And rental cars currently in service might be getting quite a holiday workout, too.

AAA projected 70.9 million travelers will head 50 miles or more from home during the Independence Day holiday travel period, which is defined as the nine-day period from June 29 to July 7.

Historically, AAA pointed out, the Independence Day holiday period included only one weekend.
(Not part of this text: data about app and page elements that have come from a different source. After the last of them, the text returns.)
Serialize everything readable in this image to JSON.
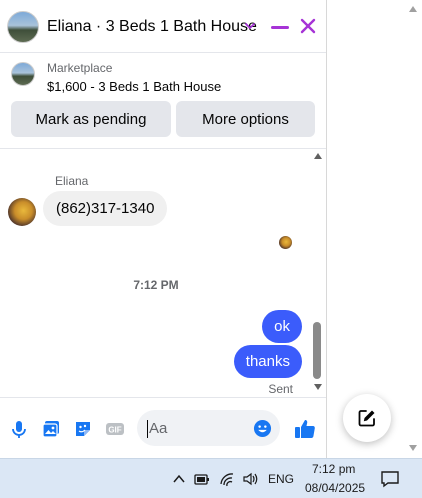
{
  "header": {
    "title": "Eliana · 3 Beds 1 Bath House",
    "avatar_icon": "listing-photo-avatar",
    "chevron_icon": "chevron-down-icon",
    "minimize_icon": "minimize-icon",
    "close_icon": "close-icon",
    "accent_color": "#a633d6"
  },
  "marketplace": {
    "label": "Marketplace",
    "listing": "$1,600 - 3 Beds 1 Bath House",
    "primary_button": "Mark as pending",
    "secondary_button": "More options"
  },
  "messages": {
    "sender_name": "Eliana",
    "incoming": [
      "(862)317-1340"
    ],
    "timestamp": "7:12 PM",
    "outgoing": [
      "ok",
      "thanks"
    ],
    "status": "Sent",
    "outgoing_color": "#3b5cfb"
  },
  "composer": {
    "placeholder": "Aa",
    "icons": [
      "microphone-icon",
      "photo-icon",
      "sticker-icon",
      "gif-icon",
      "emoji-icon",
      "like-icon"
    ],
    "accent_color": "#1877f2"
  },
  "floating": {
    "compose_icon": "new-message-icon"
  },
  "taskbar": {
    "language": "ENG",
    "time": "7:12 pm",
    "date": "08/04/2025"
  }
}
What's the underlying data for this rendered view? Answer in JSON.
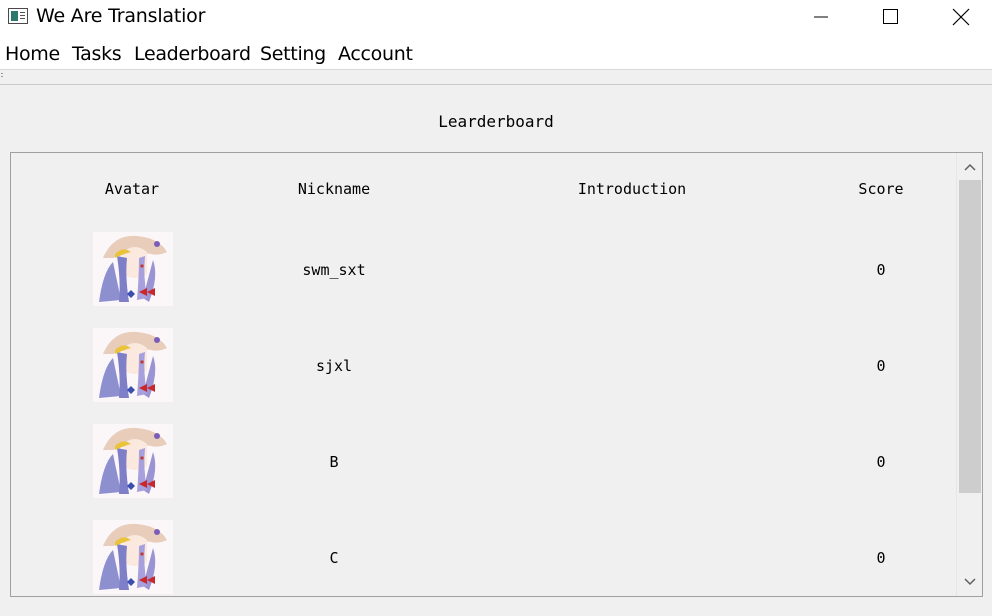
{
  "window": {
    "title": "We Are Translatior",
    "icon": "app-icon",
    "controls": [
      "minimize-icon",
      "maximize-icon",
      "close-icon"
    ]
  },
  "menu": {
    "items": [
      {
        "label": "Home"
      },
      {
        "label": "Tasks"
      },
      {
        "label": "Leaderboard"
      },
      {
        "label": "Setting"
      },
      {
        "label": "Account"
      }
    ]
  },
  "leaderboard": {
    "title": "Learderboard",
    "columns": {
      "avatar": "Avatar",
      "nickname": "Nickname",
      "introduction": "Introduction",
      "score": "Score"
    },
    "rows": [
      {
        "nickname": "swm_sxt",
        "introduction": "",
        "score": "0"
      },
      {
        "nickname": "sjxl",
        "introduction": "",
        "score": "0"
      },
      {
        "nickname": "B",
        "introduction": "",
        "score": "0"
      },
      {
        "nickname": "C",
        "introduction": "",
        "score": "0"
      }
    ]
  },
  "scrollbar": {
    "position": 0
  }
}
This is the first year the Independence Day holiday travel period is a longer timeframe with two weekends included.

As a result, analysts said this year’s projected number of travelers for that stretch is expected to increase 5% compared to 2023 and 8% above 2019.

“With summer vacations in full swing and the flexibility of remote work, more Americans are taking extended trips around Independence Day,” said Paula Twidale, senior vice president of AAA Travel. “We anticipate this July 4th week will be the busiest ever with an additional 5.7 million people traveling compared to 2019.”

AAA forecasted a record 60.6 million people will travel by car over Independence Day week — that’s an additional 2.8 million travelers compared to last year.

This year’s prediction also surpassed 2019 when 55.3 million people traveled by car over July 4th week.

Furthermore, AAA car rental partner Hertz said Dallas, Denver, Salt Lake City, Los Angeles and San Francisco are the cities displaying the highest rental demand during the holiday week. The busiest pick-up days were projected to be last Friday and Saturday along with the day before Fourth of July.

AAA also mentioned gas prices are lower than last year when the national average was $3.53.

“Pump prices will likely continue going down leading up to Independence Day,” AAA said. “At that point, they will likely level off and remain relatively stable until after Labor Day, similar to last year.

“An important caveat is hurricane season — underway now — which could affect gas prices should a storm negatively impact Gulf Coast oil production and refining centers,” AAA continued.

With consumers expecting to get plenty of windshield time getting to family and friends gatherings, fireworks shows and more, the activity behind the wheel might fuel the recent projections from the Auto Care Association.

The association recently reported that total U.S. light duty aftermarket sales grew by 8.6% in 2023 to $392 billion — surpassing the previous year’s projections of 8.1%.

The organization added that light vehicle growth in 2024 is expected to be at a “robust” 5.9%, with the total light-, medium- and heavy-duty automotive aftermarket now expected to become a $617.3 billion industry by 2027.